What a sweet way to celebrate long-time love. Here's to many more years of marital bliss, Mr. and Mrs. Polk.

All illustrations are provided by Soosh and used with permission.

I have plenty of space.

This article originally appeared on 04.09.16


It's hard to truly describe the amazing bond between dads and their daughters.

Being a dad is an amazing job no matter the gender of the tiny humans we're raising. But there's something unique about the bond between fathers and daughters.

Most dads know what it's like to struggle with braiding hair, but we also know that bonding time provides immense value to our daughters. In fact, studies have shown that women with actively involved fathers are more confident and more successful in school and business.

Keep ReadingShow less
Identity

This blind chef wore a body cam to show how she prepares dazzling dishes.

How do blind people cook? This "Masterchef" winner leans into her senses.

Image pulled from YouTube video.

Christine Ha competes on "Masterchef."

This article originally appeared on 05.26.17


There is one question chef Christine Ha fields more than any other.

But it's got nothing to do with being a "Masterchef" champion, New York Times bestselling author, and acclaimed TV host and cooking instructor.

The question: "How do you cook while blind?"

Keep ReadingShow less
Family

Two couples move in together with their kids to create one big, loving 'polyfamory'

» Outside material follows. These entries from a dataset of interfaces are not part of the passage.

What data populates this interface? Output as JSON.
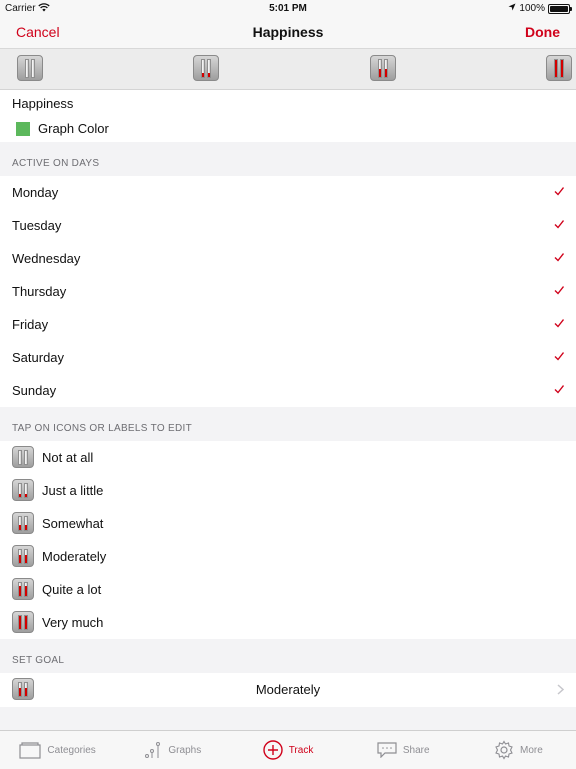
{
  "status": {
    "carrier": "Carrier",
    "time": "5:01 PM",
    "battery": "100%"
  },
  "nav": {
    "cancel": "Cancel",
    "title": "Happiness",
    "done": "Done"
  },
  "icon_strip": {
    "levels": [
      0,
      0.25,
      0.5,
      1.0
    ]
  },
  "category": {
    "name": "Happiness",
    "graph_color_label": "Graph Color",
    "graph_color": "#5cb85c"
  },
  "active_days": {
    "header": "ACTIVE ON DAYS",
    "days": [
      {
        "label": "Monday",
        "checked": true
      },
      {
        "label": "Tuesday",
        "checked": true
      },
      {
        "label": "Wednesday",
        "checked": true
      },
      {
        "label": "Thursday",
        "checked": true
      },
      {
        "label": "Friday",
        "checked": true
      },
      {
        "label": "Saturday",
        "checked": true
      },
      {
        "label": "Sunday",
        "checked": true
      }
    ]
  },
  "levels": {
    "header": "TAP ON ICONS OR LABELS TO EDIT",
    "items": [
      {
        "label": "Not at all",
        "level": 0
      },
      {
        "label": "Just a little",
        "level": 0.2
      },
      {
        "label": "Somewhat",
        "level": 0.4
      },
      {
        "label": "Moderately",
        "level": 0.6
      },
      {
        "label": "Quite a lot",
        "level": 0.8
      },
      {
        "label": "Very much",
        "level": 1.0
      }
    ]
  },
  "goal": {
    "header": "SET GOAL",
    "value": "Moderately",
    "level": 0.6
  },
  "tabbar": {
    "tabs": [
      {
        "label": "Categories",
        "icon": "folder-icon",
        "active": false
      },
      {
        "label": "Graphs",
        "icon": "graph-icon",
        "active": false
      },
      {
        "label": "Track",
        "icon": "plus-circle-icon",
        "active": true
      },
      {
        "label": "Share",
        "icon": "chat-bubble-icon",
        "active": false
      },
      {
        "label": "More",
        "icon": "gear-icon",
        "active": false
      }
    ]
  },
  "colors": {
    "accent": "#d0021b",
    "fill": "#d30000"
  }
}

They are using their unique family arrangement to help people better understand polyamory.

The Hartless and Rodgers families post together


Polyamory, a lifestyle where people have multiple romantic or sexual partners, is more prevalent in America than most people think. According to a study published in Frontiers in Psychology, one in nine Americans have been in a polyamorous relationship, and one in six say they would like to try one.

However popular the idea is, polyamory is misunderstood by a large swath of the public and is often seen as deviant. However, those who practice it view polyamory as a healthy lifestyle with several benefits.

Taya Hartless, 28, and Alysia Rogers, 34, along with their husbands Sean, 46, and Tyler, 35, are in a polyamorous relationship and have no problem sharing their lifestyle with the public on social media. Even though they risk stigmatization for being open about their non-traditional relationships, they are sharing it with the world to make it a safer place for “poly” folks like themselves.

Keep ReadingShow less

Gordon Ramsay at play... work.

This article originally appeared on 04.22.15


Gordon Ramsay is not exactly known for being nice.

Or patient.

Or nurturing.

On his competition show "Hell's Kitchen," he belittles cooks who can't keep up. If people come to him with their problems, he berates them. If someone is struggling to get something right in the kitchen, he curses them out.

Keep ReadingShow less

This article originally appeared on 01.27.20


From 1940 to 1945, an estimated 1.3 million people were deported to Auschwitz, the largest complex of Nazi concentration camps. More than four out of five of those people—at least 1.1 million people—were murdered there.

On January 27, 1945, Soviet forces liberated the final prisoners from these camps—7,000 people, most of whom were sick or dying. Those of us with a decent public education are familiar with at least a few names of Nazi extermination facilities—Auschwitz, Dachau, Bergen-Belsen—but these are merely a few of the thousands (yes, thousands) of concentration camps, sub camps, and ghettos spread across Europe where Jews and other targets of Hitler's regime were persecuted, tortured, and killed by the millions.

Keep ReadingShow less
Health

What I realized about feminism after my male friend was disgusted by tampons at a party.

"After all these years, my friend has probably forgotten, but I never have."

Photo by Josefin on Unsplash

It’s okay men. You don’t have to be afraid.

This article originally appeared on 08.12.16


Years ago, a friend went to a party, and something bothered him enough to rant to me about it later.

And it bothered me that he was so incensed about it, but I couldn't put my finger on why. It seemed so petty for him to be upset, and even more so for me to be annoyed with him.

Recently, something reminded me of that scenario, and it made more sense. I'll explain.

Keep ReadingShow less